(Entries from a dataset of interfaces)

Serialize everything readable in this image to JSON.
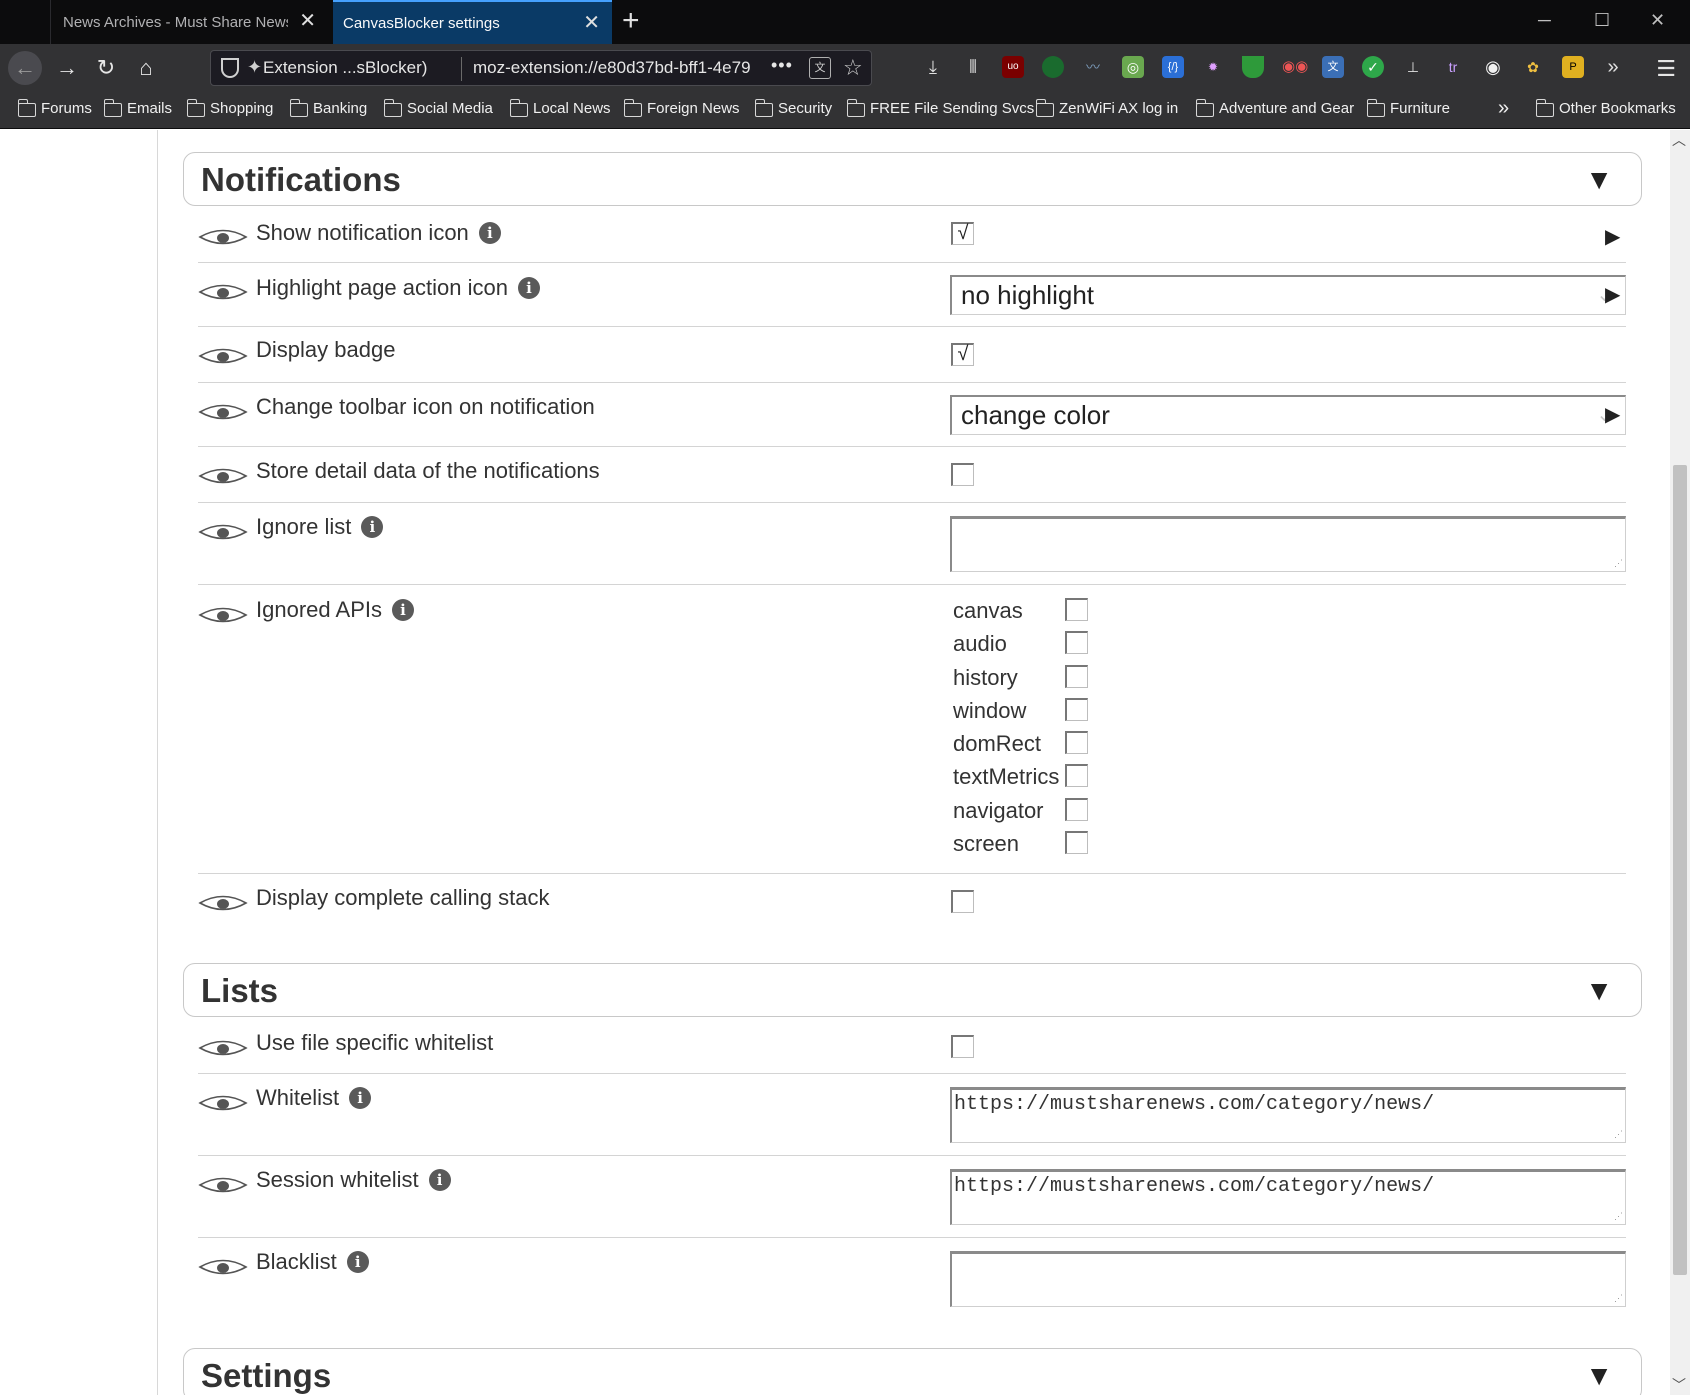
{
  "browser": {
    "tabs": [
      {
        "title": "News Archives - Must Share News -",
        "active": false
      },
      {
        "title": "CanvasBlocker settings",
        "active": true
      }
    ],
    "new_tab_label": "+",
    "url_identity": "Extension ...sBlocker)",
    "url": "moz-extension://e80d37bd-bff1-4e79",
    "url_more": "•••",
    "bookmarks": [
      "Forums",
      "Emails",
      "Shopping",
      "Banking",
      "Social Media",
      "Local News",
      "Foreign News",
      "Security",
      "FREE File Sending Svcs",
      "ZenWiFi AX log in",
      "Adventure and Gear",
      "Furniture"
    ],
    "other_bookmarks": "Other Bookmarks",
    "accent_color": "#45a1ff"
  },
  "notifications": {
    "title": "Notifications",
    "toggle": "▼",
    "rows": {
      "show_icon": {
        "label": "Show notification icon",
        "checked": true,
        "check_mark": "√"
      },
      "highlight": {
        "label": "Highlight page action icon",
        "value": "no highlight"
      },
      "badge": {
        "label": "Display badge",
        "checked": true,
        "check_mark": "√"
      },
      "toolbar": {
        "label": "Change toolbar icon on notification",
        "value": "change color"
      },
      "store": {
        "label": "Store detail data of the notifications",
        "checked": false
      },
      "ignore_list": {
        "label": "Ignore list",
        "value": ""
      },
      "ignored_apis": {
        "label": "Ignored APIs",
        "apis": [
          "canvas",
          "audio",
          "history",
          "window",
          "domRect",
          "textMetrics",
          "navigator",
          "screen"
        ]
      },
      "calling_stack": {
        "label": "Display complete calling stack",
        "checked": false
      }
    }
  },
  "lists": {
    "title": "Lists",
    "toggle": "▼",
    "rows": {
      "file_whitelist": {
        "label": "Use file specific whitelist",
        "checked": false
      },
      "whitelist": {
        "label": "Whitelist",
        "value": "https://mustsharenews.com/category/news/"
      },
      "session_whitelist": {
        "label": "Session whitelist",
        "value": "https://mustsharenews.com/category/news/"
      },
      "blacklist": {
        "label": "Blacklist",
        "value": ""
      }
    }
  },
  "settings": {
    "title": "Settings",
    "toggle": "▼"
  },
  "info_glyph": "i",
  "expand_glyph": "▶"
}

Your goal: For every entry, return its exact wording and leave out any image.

Exercise output:
Serialize everything readable in this image to JSON.
{
  "browser": {
    "tabs": [
      {
        "title": "News Archives - Must Share News -",
        "active": false
      },
      {
        "title": "CanvasBlocker settings",
        "active": true
      }
    ],
    "new_tab_label": "+",
    "url_identity": "Extension ...sBlocker)",
    "url": "moz-extension://e80d37bd-bff1-4e79",
    "url_more": "•••",
    "bookmarks": [
      "Forums",
      "Emails",
      "Shopping",
      "Banking",
      "Social Media",
      "Local News",
      "Foreign News",
      "Security",
      "FREE File Sending Svcs",
      "ZenWiFi AX log in",
      "Adventure and Gear",
      "Furniture"
    ],
    "other_bookmarks": "Other Bookmarks",
    "accent_color": "#45a1ff"
  },
  "notifications": {
    "title": "Notifications",
    "toggle": "▼",
    "rows": {
      "show_icon": {
        "label": "Show notification icon",
        "checked": true,
        "check_mark": "√"
      },
      "highlight": {
        "label": "Highlight page action icon",
        "value": "no highlight"
      },
      "badge": {
        "label": "Display badge",
        "checked": true,
        "check_mark": "√"
      },
      "toolbar": {
        "label": "Change toolbar icon on notification",
        "value": "change color"
      },
      "store": {
        "label": "Store detail data of the notifications",
        "checked": false
      },
      "ignore_list": {
        "label": "Ignore list",
        "value": ""
      },
      "ignored_apis": {
        "label": "Ignored APIs",
        "apis": [
          "canvas",
          "audio",
          "history",
          "window",
          "domRect",
          "textMetrics",
          "navigator",
          "screen"
        ]
      },
      "calling_stack": {
        "label": "Display complete calling stack",
        "checked": false
      }
    }
  },
  "lists": {
    "title": "Lists",
    "toggle": "▼",
    "rows": {
      "file_whitelist": {
        "label": "Use file specific whitelist",
        "checked": false
      },
      "whitelist": {
        "label": "Whitelist",
        "value": "https://mustsharenews.com/category/news/"
      },
      "session_whitelist": {
        "label": "Session whitelist",
        "value": "https://mustsharenews.com/category/news/"
      },
      "blacklist": {
        "label": "Blacklist",
        "value": ""
      }
    }
  },
  "settings": {
    "title": "Settings",
    "toggle": "▼"
  },
  "info_glyph": "i",
  "expand_glyph": "▶"
}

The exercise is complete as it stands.